- Exercise data
▶

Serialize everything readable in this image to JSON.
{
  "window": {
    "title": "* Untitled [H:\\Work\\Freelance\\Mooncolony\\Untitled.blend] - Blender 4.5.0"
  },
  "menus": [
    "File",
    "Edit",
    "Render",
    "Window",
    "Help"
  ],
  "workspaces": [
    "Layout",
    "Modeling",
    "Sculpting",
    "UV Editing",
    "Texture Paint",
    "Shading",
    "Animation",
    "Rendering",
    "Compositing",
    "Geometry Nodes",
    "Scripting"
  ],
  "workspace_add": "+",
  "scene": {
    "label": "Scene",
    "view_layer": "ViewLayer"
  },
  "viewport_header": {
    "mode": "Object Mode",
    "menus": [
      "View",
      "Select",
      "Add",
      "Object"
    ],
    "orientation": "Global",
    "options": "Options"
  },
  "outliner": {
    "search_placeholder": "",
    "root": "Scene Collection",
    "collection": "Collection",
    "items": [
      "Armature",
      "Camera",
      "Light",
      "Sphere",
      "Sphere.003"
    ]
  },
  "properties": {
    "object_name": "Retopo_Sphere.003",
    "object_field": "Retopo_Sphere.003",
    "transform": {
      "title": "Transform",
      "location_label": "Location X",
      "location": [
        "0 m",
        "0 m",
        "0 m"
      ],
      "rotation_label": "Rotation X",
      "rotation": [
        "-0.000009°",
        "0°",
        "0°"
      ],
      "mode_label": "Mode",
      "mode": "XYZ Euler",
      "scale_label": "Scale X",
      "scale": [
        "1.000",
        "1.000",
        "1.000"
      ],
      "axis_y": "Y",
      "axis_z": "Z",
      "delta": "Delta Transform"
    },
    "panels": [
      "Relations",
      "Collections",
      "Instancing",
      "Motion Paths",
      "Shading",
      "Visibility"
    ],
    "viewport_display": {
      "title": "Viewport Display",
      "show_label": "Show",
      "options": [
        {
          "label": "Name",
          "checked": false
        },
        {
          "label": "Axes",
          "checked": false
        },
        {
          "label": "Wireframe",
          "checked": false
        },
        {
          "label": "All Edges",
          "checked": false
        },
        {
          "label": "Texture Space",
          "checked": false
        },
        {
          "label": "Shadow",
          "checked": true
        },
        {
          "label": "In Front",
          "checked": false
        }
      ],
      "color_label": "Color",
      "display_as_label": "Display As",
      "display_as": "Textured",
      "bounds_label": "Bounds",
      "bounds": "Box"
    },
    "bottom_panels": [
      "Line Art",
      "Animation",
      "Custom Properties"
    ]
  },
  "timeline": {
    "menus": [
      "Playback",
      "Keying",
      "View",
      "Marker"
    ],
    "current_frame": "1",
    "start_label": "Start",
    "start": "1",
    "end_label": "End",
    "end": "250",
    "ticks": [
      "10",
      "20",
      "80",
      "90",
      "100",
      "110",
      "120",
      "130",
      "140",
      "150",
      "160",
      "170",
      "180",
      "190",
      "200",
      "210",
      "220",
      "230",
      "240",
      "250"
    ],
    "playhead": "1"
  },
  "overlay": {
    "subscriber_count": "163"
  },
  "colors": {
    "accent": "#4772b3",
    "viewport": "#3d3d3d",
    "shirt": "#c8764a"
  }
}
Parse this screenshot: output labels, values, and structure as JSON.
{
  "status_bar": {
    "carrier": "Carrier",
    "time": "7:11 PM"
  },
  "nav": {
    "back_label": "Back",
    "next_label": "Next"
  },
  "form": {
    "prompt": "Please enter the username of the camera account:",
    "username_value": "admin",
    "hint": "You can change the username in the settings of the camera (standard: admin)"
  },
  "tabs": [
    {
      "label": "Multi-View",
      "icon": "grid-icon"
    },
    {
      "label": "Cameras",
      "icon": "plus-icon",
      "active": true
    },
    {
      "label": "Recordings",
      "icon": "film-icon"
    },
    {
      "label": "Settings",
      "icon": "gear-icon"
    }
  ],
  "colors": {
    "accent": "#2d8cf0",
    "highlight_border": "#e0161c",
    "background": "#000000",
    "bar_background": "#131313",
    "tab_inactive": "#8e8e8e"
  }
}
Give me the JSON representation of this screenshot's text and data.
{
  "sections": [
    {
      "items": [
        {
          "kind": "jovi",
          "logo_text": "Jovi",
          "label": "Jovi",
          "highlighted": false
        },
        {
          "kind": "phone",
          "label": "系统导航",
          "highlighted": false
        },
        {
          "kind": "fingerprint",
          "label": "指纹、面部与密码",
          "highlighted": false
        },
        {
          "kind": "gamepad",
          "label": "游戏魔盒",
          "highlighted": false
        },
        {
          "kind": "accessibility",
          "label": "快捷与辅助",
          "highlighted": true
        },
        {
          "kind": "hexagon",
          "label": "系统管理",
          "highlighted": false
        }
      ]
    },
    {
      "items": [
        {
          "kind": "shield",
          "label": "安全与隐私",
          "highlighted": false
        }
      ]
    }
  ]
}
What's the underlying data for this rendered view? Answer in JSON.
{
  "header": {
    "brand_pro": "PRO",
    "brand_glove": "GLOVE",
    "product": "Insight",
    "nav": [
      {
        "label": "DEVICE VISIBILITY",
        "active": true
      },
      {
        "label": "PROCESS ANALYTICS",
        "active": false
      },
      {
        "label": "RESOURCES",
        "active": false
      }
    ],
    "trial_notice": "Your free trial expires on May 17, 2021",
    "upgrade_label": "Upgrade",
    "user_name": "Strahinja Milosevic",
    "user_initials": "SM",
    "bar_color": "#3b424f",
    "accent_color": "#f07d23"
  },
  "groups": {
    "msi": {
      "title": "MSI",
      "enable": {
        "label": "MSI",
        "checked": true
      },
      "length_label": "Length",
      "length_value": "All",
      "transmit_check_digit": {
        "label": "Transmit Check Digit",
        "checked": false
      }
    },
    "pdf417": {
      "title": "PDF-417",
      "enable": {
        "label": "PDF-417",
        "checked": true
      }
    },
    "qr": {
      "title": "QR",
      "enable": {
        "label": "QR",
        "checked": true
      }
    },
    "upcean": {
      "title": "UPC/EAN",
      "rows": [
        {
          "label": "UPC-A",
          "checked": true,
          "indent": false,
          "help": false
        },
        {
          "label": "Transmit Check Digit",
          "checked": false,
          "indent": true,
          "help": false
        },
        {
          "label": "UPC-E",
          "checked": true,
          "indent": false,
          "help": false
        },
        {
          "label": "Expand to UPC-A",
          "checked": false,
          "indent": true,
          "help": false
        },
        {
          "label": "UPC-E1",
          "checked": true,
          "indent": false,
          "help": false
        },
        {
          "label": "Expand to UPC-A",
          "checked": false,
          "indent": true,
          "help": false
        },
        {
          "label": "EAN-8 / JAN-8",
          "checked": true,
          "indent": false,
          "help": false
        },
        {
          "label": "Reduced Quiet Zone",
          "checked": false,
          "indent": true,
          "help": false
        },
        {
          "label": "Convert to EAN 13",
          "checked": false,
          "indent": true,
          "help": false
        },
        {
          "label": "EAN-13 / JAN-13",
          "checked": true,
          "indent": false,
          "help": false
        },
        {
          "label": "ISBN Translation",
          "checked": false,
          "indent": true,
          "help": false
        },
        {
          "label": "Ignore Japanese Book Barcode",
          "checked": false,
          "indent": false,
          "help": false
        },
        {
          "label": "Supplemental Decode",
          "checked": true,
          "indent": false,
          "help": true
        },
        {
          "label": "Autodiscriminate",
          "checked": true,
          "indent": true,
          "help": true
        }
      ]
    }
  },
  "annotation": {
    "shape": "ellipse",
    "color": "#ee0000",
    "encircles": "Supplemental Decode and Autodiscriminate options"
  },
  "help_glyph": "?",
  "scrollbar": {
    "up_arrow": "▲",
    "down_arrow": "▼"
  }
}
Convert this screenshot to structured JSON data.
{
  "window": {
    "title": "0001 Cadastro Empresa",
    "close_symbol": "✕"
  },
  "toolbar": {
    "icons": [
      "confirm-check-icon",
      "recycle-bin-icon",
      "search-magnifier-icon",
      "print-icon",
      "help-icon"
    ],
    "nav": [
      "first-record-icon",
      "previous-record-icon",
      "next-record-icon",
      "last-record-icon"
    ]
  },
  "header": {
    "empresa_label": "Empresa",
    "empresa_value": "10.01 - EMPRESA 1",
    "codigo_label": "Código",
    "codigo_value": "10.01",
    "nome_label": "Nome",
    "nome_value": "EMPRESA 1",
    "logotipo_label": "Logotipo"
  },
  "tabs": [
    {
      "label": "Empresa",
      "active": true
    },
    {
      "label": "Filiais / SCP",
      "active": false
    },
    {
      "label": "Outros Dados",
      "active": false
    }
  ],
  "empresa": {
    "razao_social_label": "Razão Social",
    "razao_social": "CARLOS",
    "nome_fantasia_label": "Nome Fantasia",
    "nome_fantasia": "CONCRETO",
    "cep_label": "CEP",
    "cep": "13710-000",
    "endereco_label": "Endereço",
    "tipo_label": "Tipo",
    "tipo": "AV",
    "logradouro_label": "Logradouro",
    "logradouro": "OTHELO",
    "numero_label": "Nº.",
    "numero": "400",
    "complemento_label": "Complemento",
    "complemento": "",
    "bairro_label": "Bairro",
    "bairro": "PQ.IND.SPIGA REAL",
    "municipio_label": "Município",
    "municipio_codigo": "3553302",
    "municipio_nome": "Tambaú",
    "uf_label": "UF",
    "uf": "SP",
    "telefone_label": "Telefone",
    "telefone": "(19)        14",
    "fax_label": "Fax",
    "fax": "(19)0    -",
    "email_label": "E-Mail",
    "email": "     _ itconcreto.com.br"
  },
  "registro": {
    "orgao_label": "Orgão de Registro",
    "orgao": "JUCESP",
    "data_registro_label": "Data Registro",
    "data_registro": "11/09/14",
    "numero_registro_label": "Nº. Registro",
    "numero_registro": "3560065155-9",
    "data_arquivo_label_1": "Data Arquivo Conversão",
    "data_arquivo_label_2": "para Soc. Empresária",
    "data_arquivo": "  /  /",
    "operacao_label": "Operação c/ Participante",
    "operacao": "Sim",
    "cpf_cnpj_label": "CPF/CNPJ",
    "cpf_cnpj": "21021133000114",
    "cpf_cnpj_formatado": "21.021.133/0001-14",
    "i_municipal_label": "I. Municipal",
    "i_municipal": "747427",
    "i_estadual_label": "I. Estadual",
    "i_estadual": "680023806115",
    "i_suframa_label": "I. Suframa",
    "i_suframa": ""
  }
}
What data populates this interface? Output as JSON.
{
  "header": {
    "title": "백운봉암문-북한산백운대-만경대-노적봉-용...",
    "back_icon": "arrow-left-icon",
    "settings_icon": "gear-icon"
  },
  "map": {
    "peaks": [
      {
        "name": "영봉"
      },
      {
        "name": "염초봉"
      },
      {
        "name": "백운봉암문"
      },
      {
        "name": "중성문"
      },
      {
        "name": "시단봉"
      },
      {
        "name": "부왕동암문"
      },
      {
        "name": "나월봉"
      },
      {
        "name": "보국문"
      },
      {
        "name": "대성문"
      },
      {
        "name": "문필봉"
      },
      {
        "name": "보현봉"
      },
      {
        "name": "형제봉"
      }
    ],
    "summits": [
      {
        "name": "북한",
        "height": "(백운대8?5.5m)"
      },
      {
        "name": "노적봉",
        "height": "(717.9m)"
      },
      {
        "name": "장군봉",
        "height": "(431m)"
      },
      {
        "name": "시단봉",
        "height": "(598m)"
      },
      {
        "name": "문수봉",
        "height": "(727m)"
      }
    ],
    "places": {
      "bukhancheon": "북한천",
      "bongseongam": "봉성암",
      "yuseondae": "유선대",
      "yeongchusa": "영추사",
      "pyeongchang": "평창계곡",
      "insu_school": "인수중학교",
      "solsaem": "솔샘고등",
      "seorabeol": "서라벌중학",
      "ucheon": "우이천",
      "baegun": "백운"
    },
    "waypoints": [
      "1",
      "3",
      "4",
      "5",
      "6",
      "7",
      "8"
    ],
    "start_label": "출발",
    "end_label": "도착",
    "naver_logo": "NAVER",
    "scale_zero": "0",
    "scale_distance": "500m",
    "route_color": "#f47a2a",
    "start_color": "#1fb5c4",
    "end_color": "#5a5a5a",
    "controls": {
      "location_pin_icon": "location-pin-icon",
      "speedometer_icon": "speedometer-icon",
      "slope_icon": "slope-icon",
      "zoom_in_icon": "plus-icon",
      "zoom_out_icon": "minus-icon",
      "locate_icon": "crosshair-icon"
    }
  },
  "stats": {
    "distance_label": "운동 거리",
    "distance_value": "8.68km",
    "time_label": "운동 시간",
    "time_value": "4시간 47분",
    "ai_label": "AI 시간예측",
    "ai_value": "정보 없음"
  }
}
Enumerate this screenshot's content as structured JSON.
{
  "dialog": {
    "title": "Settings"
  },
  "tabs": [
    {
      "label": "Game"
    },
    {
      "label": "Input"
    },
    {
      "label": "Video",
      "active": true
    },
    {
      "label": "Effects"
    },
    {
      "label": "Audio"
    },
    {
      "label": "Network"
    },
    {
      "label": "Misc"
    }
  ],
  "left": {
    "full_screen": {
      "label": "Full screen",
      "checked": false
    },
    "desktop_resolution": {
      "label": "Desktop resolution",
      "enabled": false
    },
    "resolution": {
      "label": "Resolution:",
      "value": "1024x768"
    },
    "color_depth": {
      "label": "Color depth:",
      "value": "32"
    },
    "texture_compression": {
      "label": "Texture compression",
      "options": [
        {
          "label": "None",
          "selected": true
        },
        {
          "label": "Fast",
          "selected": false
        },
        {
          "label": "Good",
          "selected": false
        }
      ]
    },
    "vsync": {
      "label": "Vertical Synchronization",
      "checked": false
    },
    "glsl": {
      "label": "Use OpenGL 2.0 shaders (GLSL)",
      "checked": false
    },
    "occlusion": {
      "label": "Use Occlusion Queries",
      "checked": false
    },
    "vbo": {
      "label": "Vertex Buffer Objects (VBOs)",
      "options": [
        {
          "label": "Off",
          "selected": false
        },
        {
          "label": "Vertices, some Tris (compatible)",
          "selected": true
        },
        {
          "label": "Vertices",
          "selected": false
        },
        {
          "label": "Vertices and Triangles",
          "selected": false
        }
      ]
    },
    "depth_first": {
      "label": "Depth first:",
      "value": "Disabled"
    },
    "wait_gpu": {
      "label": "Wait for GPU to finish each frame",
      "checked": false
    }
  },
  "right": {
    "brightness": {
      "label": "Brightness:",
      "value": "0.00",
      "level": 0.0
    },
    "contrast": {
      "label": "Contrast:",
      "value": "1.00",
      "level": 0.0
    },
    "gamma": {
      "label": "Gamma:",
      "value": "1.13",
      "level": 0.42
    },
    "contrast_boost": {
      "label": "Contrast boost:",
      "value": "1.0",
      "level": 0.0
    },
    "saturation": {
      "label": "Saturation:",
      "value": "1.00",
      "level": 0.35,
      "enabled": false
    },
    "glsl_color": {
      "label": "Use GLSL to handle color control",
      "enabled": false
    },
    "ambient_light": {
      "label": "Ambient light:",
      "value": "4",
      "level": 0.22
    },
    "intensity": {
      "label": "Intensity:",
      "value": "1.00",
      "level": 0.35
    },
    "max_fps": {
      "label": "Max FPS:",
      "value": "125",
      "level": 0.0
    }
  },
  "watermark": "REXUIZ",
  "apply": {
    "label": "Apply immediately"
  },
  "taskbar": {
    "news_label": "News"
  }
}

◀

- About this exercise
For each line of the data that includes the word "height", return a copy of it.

- Final answer
        "height": "(백운대8?5.5m)"
        "height": "(717.9m)"
        "height": "(431m)"
        "height": "(598m)"
        "height": "(727m)"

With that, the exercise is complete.